Cheddar Man is the name given to the remains of a human male found in Gough's Cave in Cheddar Gorge, Somerset, England. The remains date to approximately 7150 BC, and it appears that he died a violent death. It is Britain’s oldest complete human skeleton.
Excavated in 1903, the remains are kept by the Natural History Museum in London, but are not currently on display. A replica of the skeleton is exhibited in the "Cheddar Man and the Cannibals" museum in Cheddar village. The death of Cheddar Man remains a mystery. There is no scientific evidence to suggest how he died, although a hole in his skull suggests violence. Speculation based on scientifically investigated known ritual or warfare practices which existed during this early period is inconclusive.
The other key paleolithic sites in the UK are Happisburgh, Pakefield, Boxgrove, Swanscombe, Pontnewydd, Kents Cavern, and Paviland.

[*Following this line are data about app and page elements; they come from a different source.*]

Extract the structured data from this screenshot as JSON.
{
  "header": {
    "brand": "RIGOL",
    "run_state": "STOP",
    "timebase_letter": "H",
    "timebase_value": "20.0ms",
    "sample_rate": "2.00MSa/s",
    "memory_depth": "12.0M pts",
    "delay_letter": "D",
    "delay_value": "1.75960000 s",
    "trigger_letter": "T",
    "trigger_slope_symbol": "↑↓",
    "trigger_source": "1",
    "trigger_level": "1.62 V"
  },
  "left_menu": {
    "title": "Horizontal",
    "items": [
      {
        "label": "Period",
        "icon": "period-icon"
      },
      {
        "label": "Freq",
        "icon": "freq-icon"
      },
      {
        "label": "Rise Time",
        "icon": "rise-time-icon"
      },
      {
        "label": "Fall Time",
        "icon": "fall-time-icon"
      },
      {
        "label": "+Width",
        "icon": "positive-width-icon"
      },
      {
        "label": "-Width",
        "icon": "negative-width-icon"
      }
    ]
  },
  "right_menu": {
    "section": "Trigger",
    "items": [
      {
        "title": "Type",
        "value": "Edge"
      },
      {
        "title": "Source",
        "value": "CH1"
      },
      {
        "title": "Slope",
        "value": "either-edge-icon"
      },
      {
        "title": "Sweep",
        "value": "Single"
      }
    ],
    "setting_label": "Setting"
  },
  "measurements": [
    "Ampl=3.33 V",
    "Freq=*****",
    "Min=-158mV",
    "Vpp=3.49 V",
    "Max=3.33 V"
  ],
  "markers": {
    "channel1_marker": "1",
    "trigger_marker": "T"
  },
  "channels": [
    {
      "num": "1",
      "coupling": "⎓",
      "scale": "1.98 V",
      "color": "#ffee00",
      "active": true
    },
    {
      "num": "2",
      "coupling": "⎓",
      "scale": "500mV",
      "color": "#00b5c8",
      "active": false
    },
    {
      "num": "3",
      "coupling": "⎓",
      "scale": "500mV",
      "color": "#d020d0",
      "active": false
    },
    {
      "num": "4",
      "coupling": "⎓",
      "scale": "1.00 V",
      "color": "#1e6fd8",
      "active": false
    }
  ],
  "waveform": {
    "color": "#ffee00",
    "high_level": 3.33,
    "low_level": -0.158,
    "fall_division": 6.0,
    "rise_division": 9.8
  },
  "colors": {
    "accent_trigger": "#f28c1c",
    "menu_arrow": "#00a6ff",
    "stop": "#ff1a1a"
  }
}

... In 1996, Bryan Sykes of Oxford University first sequenced the mitochondrial DNA of Cheddar Man, with DNA extracted from one of Cheddar Man's molars ... Cheddar Man was determined to have belonged to Haplogroup U5, a branch of mitochondrial haplogroup U, which has also been found in other Mesolithic human remains ... Sykes got DNA from the 9,000 year old Cheddar Man's tooth, and from a 12,000 year old Cheddar tooth from the same cave ...
... The skeleton excavated from the Cheddar Gorge is in haplogroup U5a ... The Cheddar Man is the nickname for the ancient human remains found in Cheddar Gorge his approximate date of death was 7150 BCE ... mitochondrial DNA sequence Haplogroup Cheddar Man 16192T, 16270T U5a mitosearch member code 7MRU2 ...
Famous quotes containing the word man:
“Time alone reveals the just man; but you might discern a bad man in a single day.”
—Sophocles (497406/5 B.C.)